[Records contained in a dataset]
......
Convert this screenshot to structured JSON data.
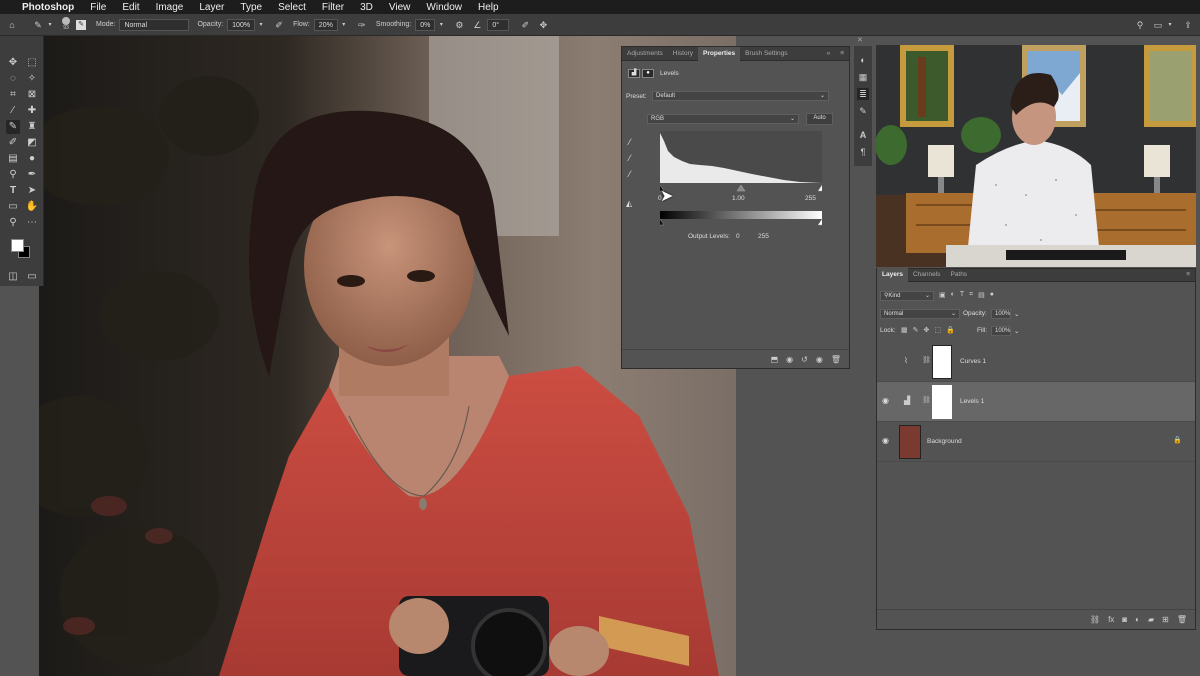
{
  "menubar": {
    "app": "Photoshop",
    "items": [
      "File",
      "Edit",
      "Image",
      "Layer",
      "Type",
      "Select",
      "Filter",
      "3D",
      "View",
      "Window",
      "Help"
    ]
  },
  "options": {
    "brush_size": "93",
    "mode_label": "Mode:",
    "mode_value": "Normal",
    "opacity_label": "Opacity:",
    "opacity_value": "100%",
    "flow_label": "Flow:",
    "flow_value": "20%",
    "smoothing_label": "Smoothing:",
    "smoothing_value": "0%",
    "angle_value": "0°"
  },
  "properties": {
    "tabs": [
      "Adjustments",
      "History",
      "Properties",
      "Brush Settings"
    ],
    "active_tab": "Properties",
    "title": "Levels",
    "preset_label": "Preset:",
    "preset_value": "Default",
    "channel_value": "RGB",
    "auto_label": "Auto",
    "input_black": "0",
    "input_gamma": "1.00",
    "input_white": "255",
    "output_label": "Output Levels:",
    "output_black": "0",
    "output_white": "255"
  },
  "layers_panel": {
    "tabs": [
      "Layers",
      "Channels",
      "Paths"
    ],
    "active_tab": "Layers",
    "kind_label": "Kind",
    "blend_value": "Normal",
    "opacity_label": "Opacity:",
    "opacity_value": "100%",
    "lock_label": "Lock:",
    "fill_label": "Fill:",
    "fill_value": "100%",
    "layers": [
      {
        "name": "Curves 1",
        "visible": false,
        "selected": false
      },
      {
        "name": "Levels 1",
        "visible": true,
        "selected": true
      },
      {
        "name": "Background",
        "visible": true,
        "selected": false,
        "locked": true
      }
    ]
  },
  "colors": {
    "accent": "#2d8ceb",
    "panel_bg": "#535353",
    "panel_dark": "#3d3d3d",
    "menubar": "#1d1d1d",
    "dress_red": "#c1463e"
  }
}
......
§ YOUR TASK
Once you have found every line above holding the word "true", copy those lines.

§ SOLUTION FOR THIS TASK
        "visible": true,
        "selected": true
        "visible": true,
        "locked": true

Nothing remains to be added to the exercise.